Turbulence and Wind Energy Systems Laboratory and Turbulence Wind Tunnel
Ready for the major challenges of wind energy research
One of the centerpieces of ForWind’s wind energy research is the research building “Laboratory for Turbulence and Wind Energy Systems” (WindLab) on the campus of the University of Oldenburg. A unique feature is the turbulence wind tunnel, which can be used to generate realistic turbulent wind fields and wind speeds of up to 150 kilometers per hour. With the so-called active grid, more than 1,000 flaps can be controlled and aligned in such a way that targeted turbulence and wind gusts can be generated.
Turbulence wind tunnel
In the Turbulent Wind Tunnel, the interaction of atmospheric flows with entire wind farms, wind turbines and their components is studied. The aim is to generate accurate data and models for the efficient and sustainable operation of wind farms, especially offshore. To enable the underlying physical phenomena to be considered across multiple orders of magnitude and time scales, ForWind also has a high-performance computing cluster that can be used to incorporate machine learning methods into research. Weather systems with diameters of several hundreds of kilometers as well as small-scale turbulence directly affecting the wind turbine components can be simulated and modeled in this way. Industrial partners receive a reliable database for the further development and operation of their plants. This research is rounded off by extensive lidar measurement equipment, which can be used to measure wind conditions in the range of meters to kilometers around real wind turbines by laser steels with high resolution and accuracy.
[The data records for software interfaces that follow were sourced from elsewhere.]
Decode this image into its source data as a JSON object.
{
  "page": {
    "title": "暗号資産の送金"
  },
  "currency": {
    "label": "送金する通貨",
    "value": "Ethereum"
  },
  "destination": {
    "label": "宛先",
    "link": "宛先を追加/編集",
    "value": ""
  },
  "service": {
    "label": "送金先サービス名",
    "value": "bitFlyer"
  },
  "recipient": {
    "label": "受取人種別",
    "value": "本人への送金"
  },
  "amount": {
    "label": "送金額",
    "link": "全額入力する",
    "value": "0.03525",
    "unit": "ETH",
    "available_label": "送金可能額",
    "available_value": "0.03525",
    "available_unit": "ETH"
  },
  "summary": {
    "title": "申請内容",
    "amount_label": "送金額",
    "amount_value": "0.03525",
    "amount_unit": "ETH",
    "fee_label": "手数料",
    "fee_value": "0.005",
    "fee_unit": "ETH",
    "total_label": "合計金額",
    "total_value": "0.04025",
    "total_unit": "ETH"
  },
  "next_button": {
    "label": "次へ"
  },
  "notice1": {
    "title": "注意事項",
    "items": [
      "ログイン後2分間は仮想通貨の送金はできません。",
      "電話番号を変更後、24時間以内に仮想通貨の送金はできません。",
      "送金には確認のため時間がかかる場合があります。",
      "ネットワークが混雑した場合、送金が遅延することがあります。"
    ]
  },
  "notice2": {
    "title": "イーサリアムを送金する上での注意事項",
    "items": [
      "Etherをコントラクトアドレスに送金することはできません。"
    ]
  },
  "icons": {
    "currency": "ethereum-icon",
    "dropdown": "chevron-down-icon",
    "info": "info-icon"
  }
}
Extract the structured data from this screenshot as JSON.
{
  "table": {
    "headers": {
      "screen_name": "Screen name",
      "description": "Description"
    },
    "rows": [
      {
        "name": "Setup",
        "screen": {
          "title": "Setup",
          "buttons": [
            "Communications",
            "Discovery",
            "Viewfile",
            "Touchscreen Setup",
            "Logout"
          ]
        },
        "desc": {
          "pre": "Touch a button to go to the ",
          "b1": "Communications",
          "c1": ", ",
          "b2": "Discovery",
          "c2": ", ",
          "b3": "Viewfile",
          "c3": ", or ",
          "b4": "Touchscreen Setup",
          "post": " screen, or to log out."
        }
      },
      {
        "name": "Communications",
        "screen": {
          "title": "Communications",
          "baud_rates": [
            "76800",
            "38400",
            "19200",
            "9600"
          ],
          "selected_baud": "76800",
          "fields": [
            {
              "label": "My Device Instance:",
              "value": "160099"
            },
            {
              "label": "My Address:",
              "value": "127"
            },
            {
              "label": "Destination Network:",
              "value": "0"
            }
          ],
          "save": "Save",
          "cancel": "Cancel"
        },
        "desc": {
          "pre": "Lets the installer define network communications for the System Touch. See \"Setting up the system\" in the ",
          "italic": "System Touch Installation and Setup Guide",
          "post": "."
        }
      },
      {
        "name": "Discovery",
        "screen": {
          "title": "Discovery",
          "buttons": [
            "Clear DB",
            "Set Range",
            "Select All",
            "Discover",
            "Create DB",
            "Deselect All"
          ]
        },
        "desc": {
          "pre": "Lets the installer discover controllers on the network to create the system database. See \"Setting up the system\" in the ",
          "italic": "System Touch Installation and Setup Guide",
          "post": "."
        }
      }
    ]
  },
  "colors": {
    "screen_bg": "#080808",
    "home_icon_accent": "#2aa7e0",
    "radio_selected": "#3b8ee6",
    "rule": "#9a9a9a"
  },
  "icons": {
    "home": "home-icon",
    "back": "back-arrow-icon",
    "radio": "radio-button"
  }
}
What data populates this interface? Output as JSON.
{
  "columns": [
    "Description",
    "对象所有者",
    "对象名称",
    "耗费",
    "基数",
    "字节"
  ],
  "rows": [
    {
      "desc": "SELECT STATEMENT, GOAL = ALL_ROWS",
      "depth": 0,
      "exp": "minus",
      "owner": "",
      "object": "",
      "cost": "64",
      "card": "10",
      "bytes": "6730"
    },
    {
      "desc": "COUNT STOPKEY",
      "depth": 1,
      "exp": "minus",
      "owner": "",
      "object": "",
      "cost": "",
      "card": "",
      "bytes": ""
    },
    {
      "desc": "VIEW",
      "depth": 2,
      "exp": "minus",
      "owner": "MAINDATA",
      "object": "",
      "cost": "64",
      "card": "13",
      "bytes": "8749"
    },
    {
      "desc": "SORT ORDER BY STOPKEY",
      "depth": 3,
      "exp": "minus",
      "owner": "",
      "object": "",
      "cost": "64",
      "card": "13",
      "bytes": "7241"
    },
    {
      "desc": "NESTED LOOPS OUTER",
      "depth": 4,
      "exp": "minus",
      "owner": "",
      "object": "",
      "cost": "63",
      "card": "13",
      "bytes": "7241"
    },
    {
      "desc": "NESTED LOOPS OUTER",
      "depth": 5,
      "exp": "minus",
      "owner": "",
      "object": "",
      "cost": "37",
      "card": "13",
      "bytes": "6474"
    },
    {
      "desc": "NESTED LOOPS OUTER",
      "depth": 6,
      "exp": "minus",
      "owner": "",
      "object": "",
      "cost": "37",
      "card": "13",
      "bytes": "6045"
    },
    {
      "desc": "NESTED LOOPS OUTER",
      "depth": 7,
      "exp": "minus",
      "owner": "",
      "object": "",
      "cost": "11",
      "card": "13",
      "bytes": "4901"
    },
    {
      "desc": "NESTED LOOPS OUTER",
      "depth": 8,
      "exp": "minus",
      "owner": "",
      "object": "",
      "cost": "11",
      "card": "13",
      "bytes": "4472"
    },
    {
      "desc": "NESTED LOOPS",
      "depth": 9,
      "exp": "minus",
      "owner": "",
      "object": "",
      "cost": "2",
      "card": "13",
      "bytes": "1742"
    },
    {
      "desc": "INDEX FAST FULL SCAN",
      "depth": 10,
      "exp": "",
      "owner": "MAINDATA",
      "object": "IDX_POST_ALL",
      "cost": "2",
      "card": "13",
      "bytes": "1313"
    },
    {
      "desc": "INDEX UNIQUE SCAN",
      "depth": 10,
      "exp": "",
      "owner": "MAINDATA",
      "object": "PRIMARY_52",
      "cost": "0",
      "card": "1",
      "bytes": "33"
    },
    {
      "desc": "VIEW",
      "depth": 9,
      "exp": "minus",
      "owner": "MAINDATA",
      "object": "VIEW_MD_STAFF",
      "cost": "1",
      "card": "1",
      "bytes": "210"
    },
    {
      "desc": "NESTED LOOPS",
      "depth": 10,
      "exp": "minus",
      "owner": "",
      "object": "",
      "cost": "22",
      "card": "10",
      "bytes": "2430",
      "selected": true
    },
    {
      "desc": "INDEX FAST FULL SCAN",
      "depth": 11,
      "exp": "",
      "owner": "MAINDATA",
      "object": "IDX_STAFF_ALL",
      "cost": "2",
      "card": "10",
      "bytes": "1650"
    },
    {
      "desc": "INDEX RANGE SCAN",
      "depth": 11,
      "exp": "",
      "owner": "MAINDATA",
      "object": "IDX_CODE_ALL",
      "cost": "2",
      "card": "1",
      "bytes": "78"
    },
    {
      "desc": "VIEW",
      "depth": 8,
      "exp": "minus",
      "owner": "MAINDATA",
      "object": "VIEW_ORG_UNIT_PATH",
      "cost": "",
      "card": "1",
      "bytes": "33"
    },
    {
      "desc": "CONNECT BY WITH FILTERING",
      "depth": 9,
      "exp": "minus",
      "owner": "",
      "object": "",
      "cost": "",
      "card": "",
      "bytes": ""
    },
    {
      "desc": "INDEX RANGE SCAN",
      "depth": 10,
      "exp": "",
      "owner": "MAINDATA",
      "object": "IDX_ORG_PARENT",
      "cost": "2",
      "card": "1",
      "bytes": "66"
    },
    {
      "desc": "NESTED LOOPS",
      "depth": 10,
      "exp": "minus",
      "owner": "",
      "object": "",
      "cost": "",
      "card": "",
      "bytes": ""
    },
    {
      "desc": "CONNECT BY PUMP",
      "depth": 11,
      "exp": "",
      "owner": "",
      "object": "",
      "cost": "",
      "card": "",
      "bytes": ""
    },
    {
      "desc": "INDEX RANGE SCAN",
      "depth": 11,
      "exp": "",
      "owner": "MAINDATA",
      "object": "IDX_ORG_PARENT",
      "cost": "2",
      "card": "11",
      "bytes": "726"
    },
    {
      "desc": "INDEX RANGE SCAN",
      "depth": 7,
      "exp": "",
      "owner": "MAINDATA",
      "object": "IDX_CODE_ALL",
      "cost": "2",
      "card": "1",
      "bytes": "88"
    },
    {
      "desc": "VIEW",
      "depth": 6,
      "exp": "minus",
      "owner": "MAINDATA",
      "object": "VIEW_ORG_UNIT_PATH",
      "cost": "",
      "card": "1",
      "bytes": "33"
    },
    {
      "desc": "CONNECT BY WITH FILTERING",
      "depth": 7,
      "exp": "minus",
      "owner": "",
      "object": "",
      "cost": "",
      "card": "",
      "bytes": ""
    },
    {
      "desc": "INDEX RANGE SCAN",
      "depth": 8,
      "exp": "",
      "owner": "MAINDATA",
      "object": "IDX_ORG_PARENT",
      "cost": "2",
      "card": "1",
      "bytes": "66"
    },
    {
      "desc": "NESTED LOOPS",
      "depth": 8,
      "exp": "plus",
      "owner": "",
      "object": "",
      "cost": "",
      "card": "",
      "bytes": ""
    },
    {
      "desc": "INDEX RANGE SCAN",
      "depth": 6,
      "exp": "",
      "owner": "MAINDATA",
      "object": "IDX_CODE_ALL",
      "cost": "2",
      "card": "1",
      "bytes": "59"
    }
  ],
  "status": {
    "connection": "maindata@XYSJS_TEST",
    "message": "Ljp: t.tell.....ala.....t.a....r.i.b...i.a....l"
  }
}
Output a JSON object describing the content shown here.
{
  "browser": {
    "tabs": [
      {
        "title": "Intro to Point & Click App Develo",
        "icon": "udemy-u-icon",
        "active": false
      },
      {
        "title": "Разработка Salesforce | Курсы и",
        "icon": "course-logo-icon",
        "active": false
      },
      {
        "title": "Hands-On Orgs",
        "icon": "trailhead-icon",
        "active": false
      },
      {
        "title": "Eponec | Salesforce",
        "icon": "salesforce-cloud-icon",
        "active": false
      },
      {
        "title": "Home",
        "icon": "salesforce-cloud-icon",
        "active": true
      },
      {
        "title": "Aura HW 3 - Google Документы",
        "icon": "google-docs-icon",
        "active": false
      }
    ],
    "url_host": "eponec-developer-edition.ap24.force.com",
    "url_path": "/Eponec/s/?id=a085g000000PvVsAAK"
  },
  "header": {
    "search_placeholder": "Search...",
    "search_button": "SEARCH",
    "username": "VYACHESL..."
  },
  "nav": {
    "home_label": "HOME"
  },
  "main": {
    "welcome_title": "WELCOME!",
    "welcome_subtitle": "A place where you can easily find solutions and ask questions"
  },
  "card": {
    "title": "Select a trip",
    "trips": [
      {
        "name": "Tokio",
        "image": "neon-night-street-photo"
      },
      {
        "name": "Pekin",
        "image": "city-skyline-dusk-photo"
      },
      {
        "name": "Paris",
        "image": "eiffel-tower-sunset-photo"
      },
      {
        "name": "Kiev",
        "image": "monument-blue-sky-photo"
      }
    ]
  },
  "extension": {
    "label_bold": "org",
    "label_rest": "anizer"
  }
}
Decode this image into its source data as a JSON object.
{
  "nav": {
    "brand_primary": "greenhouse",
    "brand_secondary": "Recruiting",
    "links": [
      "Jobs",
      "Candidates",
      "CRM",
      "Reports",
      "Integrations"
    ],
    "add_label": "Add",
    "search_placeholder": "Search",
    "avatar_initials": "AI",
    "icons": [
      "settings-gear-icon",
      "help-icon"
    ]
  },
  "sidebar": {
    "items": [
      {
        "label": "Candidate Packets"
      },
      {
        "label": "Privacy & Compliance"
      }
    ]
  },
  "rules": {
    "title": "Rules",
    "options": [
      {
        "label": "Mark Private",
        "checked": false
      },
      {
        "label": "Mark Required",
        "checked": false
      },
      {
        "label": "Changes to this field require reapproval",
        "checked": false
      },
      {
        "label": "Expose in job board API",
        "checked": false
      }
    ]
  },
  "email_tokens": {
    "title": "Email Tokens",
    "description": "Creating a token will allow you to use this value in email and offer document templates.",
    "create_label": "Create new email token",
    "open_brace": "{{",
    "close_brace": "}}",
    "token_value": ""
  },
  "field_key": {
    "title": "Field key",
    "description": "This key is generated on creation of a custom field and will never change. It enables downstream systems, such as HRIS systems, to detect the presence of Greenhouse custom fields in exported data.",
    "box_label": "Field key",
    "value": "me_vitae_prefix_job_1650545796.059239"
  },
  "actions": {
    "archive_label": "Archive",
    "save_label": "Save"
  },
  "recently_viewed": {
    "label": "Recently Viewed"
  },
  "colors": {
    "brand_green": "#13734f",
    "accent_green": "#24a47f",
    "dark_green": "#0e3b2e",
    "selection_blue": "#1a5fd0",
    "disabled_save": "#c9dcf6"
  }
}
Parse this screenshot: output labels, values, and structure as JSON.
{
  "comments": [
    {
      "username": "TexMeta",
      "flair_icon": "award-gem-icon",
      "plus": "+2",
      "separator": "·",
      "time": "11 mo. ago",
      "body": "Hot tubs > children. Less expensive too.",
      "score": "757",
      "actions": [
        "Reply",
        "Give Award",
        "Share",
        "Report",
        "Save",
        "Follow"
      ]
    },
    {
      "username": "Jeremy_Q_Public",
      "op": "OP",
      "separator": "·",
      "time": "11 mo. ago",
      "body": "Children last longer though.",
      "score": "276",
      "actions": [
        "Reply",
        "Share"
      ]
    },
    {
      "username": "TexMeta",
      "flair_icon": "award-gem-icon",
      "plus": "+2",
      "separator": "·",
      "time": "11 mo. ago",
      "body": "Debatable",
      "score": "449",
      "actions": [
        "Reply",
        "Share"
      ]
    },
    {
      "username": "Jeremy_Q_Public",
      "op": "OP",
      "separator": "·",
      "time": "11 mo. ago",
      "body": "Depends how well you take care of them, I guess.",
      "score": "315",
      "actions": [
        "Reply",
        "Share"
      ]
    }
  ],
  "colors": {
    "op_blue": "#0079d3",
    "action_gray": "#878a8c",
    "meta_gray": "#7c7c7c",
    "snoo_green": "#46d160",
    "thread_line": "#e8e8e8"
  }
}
With the so-called active grid, a variety of different turbulent wind fields can be generated in the large Oldenburg wind tunnel. A total of almost 1,000 diamond-shaped aluminum blades are mounted on 80 individually controllable shafts. In this way, specifically limited areas of the wind tunnel nozzle can be obstructed and turbulence can be generated. The aluminum frame construction makes it easy to install and remove the 3 x 3 meter grille in the wind tunnel. The combination of active grating with a wind tunnel of this size makes the ForWind channel unique. Using the grid, ForWind scientists can scale down features of complex atmospheric wind fields to the dimensions of the wind tunnel and thus reproduce characteristic properties of a real wind field in the wind tunnel, such as different types of turbulent flows, wind shear, and gusts. Their goal is to better understand turbulent flows and their effects on wind turbine components. They are also developing and testing novel control concepts to better compensate for turbulence effects.
In 2017, ForWind’s WindLab was inaugurated on the Oldenburg campus. The centerpiece of the new building with 2,300 square meters of floor space is a turbulent wind tunnel that can be used to study the interaction of atmospheric flows with wind farms, wind turbines and their components. In this way, exact data on the operating behavior of wind turbines and large offshore wind farms are determined. The wind tunnel is used by physicists, meteorologists, oceanographers and engineering scientists from the Universities of Oldenburg and Hannover, the Jade University of Applied Sciences, the Fraunhofer Institute for Wind Energy and Energy System Technology (Bremerhaven) and the Max Planck Institute for Dynamics and Self-Organization (Göttingen).